Directed by: John Carpenter
Written by: John Carpenter
Starring: Austin Stoker, Darwin Joston, Laurie Zimmer, Martin West, Tony Burton, Charles Cyphers
Simplicity in filmmaking while lacking the frills can provide some incredibly fun and raw storytelling. By also having a master of simple filmmaking at the helm and penning the script, you just know that an enjoyable experience will be on the way. Assault on Precinct 13 delivers just that with the way it takes influences from other genres and puts it together for a controlled and compact thrill ride.
After several gang members get killed by the LAPD, the leaders vow revenge. Concurrently, Lt. Ethan Bishop (Austin Stoker) gets sent to Precinct 13 as it’s set to be decommissioned and only a skeleton staff remains as it shuts down. After a flurry of events occur, Bishop and the rest of the folks still at the precinct must fend for themselves as they’re ambushed from all sides by this gang with the building and their limited firearms being their only protection.
The buildup to the story within this film succeeds because of its simplicity. The premise and the backstory don’t really matter because the film sets up for blood-thirsty gang members trying to kill everyone within the precinct. Due to the location of the precinct, it lands in a sparsely populated area of Los Angeles, which means the gunshots will not be that widely heard, therefore eliminating the possibility for assistance. In the building, we have some police officers, secretaries, and prisoners that were escorted to the precinct initially for a quick stop but now got stock in this messy situation. The rest of the film details the efforts to survive the potential onslaught that awaits them.

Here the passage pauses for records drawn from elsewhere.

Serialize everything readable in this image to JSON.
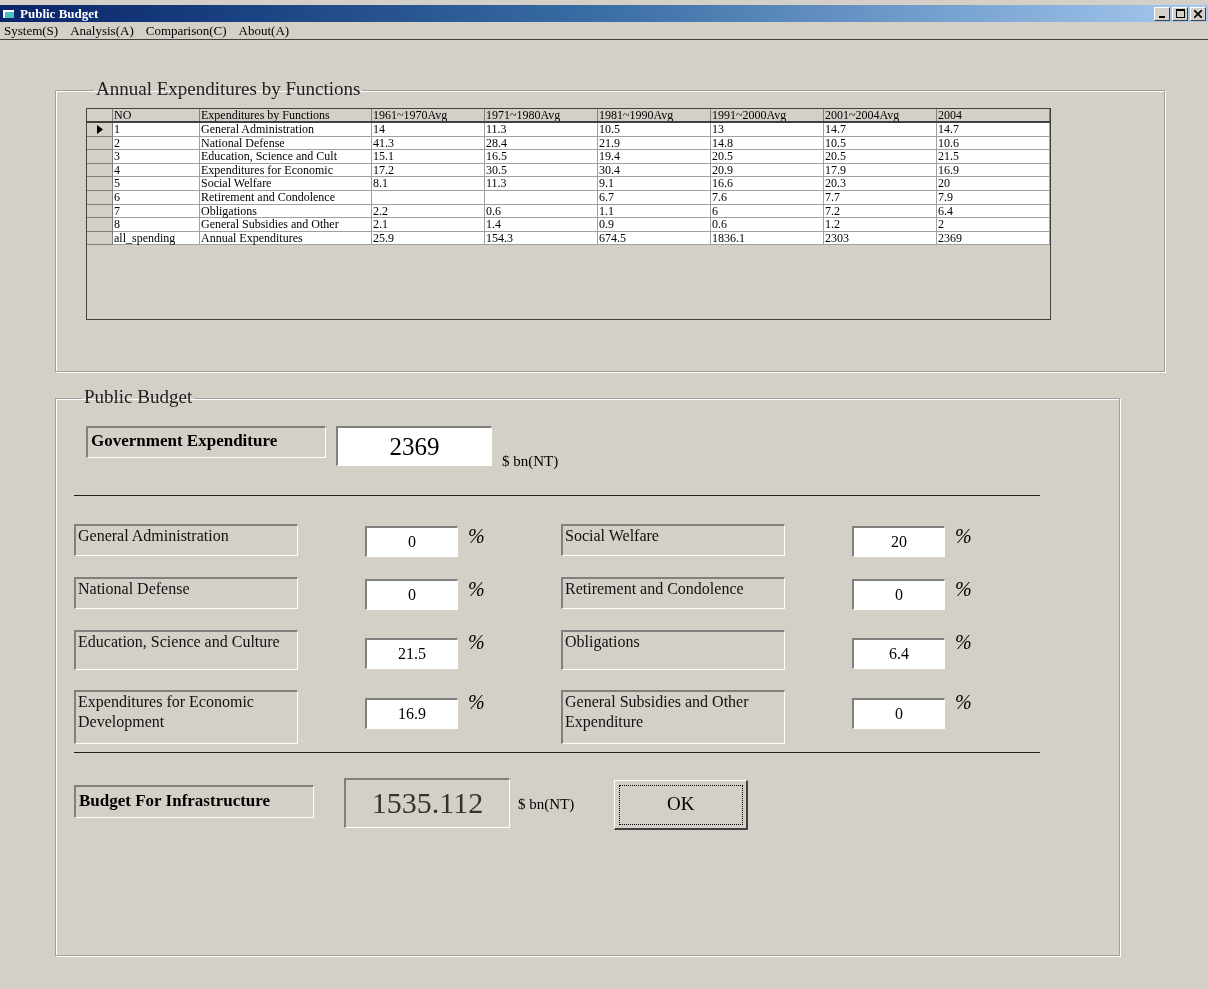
{
  "window": {
    "title": "Public Budget"
  },
  "menu": [
    "System(S)",
    "Analysis(A)",
    "Comparison(C)",
    "About(A)"
  ],
  "expenditures_group": {
    "title": "Annual Expenditures by Functions",
    "table": {
      "columns": [
        "NO",
        "Expenditures by Functions",
        "1961~1970Avg",
        "1971~1980Avg",
        "1981~1990Avg",
        "1991~2000Avg",
        "2001~2004Avg",
        "2004"
      ],
      "rows": [
        {
          "selected": true,
          "cells": [
            "1",
            "General Administration",
            "14",
            "11.3",
            "10.5",
            "13",
            "14.7",
            "14.7"
          ]
        },
        {
          "selected": false,
          "cells": [
            "2",
            "National Defense",
            "41.3",
            "28.4",
            "21.9",
            "14.8",
            "10.5",
            "10.6"
          ]
        },
        {
          "selected": false,
          "cells": [
            "3",
            "Education, Science and Cult",
            "15.1",
            "16.5",
            "19.4",
            "20.5",
            "20.5",
            "21.5"
          ]
        },
        {
          "selected": false,
          "cells": [
            "4",
            "Expenditures for Economic",
            "17.2",
            "30.5",
            "30.4",
            "20.9",
            "17.9",
            "16.9"
          ]
        },
        {
          "selected": false,
          "cells": [
            "5",
            "Social Welfare",
            "8.1",
            "11.3",
            "9.1",
            "16.6",
            "20.3",
            "20"
          ]
        },
        {
          "selected": false,
          "cells": [
            "6",
            "Retirement and Condolence",
            null,
            null,
            "6.7",
            "7.6",
            "7.7",
            "7.9"
          ]
        },
        {
          "selected": false,
          "cells": [
            "7",
            "Obligations",
            "2.2",
            "0.6",
            "1.1",
            "6",
            "7.2",
            "6.4"
          ]
        },
        {
          "selected": false,
          "cells": [
            "8",
            "General Subsidies and Other",
            "2.1",
            "1.4",
            "0.9",
            "0.6",
            "1.2",
            "2"
          ]
        },
        {
          "selected": false,
          "cells": [
            "all_spending",
            "Annual Expenditures",
            "25.9",
            "154.3",
            "674.5",
            "1836.1",
            "2303",
            "2369"
          ]
        }
      ]
    }
  },
  "budget_group": {
    "title": "Public Budget",
    "government_expenditure": {
      "label": "Government Expenditure",
      "value": "2369",
      "unit": "$ bn(NT)"
    },
    "left_items": [
      {
        "label": "General Administration",
        "value": "0",
        "unit": "%"
      },
      {
        "label": "National Defense",
        "value": "0",
        "unit": "%"
      },
      {
        "label": "Education, Science and Culture",
        "value": "21.5",
        "unit": "%"
      },
      {
        "label": "Expenditures for Economic Development",
        "value": "16.9",
        "unit": "%"
      }
    ],
    "right_items": [
      {
        "label": "Social Welfare",
        "value": "20",
        "unit": "%"
      },
      {
        "label": "Retirement and Condolence",
        "value": "0",
        "unit": "%"
      },
      {
        "label": "Obligations",
        "value": "6.4",
        "unit": "%"
      },
      {
        "label": "General Subsidies and Other Expenditure",
        "value": "0",
        "unit": "%"
      }
    ],
    "infrastructure": {
      "label": "Budget For Infrastructure",
      "value": "1535.112",
      "unit": "$ bn(NT)",
      "readonly": true
    },
    "ok_button": {
      "label": "OK",
      "focused": true
    }
  }
}
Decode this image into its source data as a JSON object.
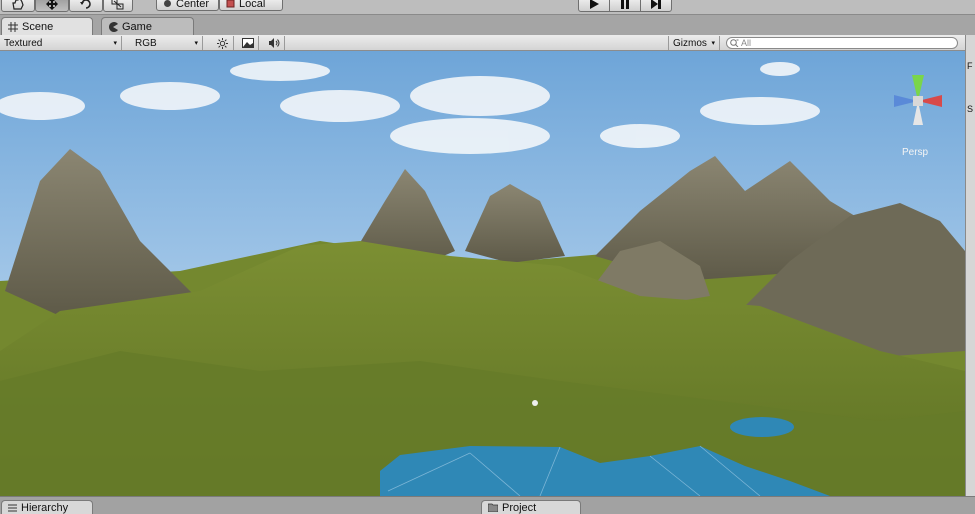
{
  "toolbar": {
    "tools": [
      {
        "icon": "hand-icon",
        "active": false
      },
      {
        "icon": "move-icon",
        "active": true
      },
      {
        "icon": "rotate-icon",
        "active": false
      },
      {
        "icon": "scale-icon",
        "active": false
      }
    ],
    "pivot_label": "Center",
    "space_label": "Local",
    "play_icons": [
      "play-icon",
      "pause-icon",
      "step-icon"
    ]
  },
  "tabs": [
    {
      "label": "Scene",
      "icon": "grid-icon",
      "active": true
    },
    {
      "label": "Game",
      "icon": "pacman-icon",
      "active": false
    }
  ],
  "scene_toolbar": {
    "draw_mode": "Textured",
    "render_mode": "RGB",
    "lighting_icon": "sun-icon",
    "fx_icon": "image-icon",
    "audio_icon": "speaker-icon",
    "gizmos_label": "Gizmos",
    "search_placeholder": "All"
  },
  "viewport": {
    "gizmo_label": "Persp",
    "colors": {
      "sky_top": "#6ea5d8",
      "grass": "#6b7f2a",
      "water": "#2f88b6",
      "rock": "#77715f"
    }
  },
  "bottom_tabs": [
    {
      "label": "Hierarchy"
    },
    {
      "label": "Project",
      "icon": "folder-icon"
    }
  ],
  "right_panel_letters": [
    "F",
    "S"
  ]
}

The film comes together through the mind of John Carpenter, who knows how to take a simple premise and make it shine. He would do this similarly and more famously two years later with Halloween. His work in this film shows that he can build a tense atmosphere and put his characters up against a wall. These characters are outmanned and have far less weaponry to take on their foes. While watching it, I could not help but feel the influences of George Romero’s Night of the Living Dead, but instead of zombies, put in gangsters. It creates that fear for the unknown and the feeling that they could break-in at any minute.
The only way to survive the night comes from true collaboration from everyone in the building so there comes the time when the officers need to uncuff the prisoners for their assistance. It creates the illusion of mistrust that soon dissipates because human survival instincts kick in. When it comes to surviving an incident like this, all preconceived notions and prejudices must be thrown out the window. That leads to the best results. It also certainly helps that the brutality at hand makes itself evident early on in the film. No one is safe from this attack, therefore differences must be put aside if they want to live to see the next day.
Assault on Precinct 13 definitely looks and feels like a 70s film. Whether it be the very 70s hairstyle to the typical grunge aesthetic employed at that time. Also, add in an incredible soundtrack and it all comes together for something that belongs in that decade but still carries its entertainment value more than 40 years later. The narrative tells a simple story of survival, where no real character growth occurs because they just need to get through this night. With no help in sight, all they have is each other. It provides the thrills and a nice compact story that seeks to entertain and certainly accomplishes just that.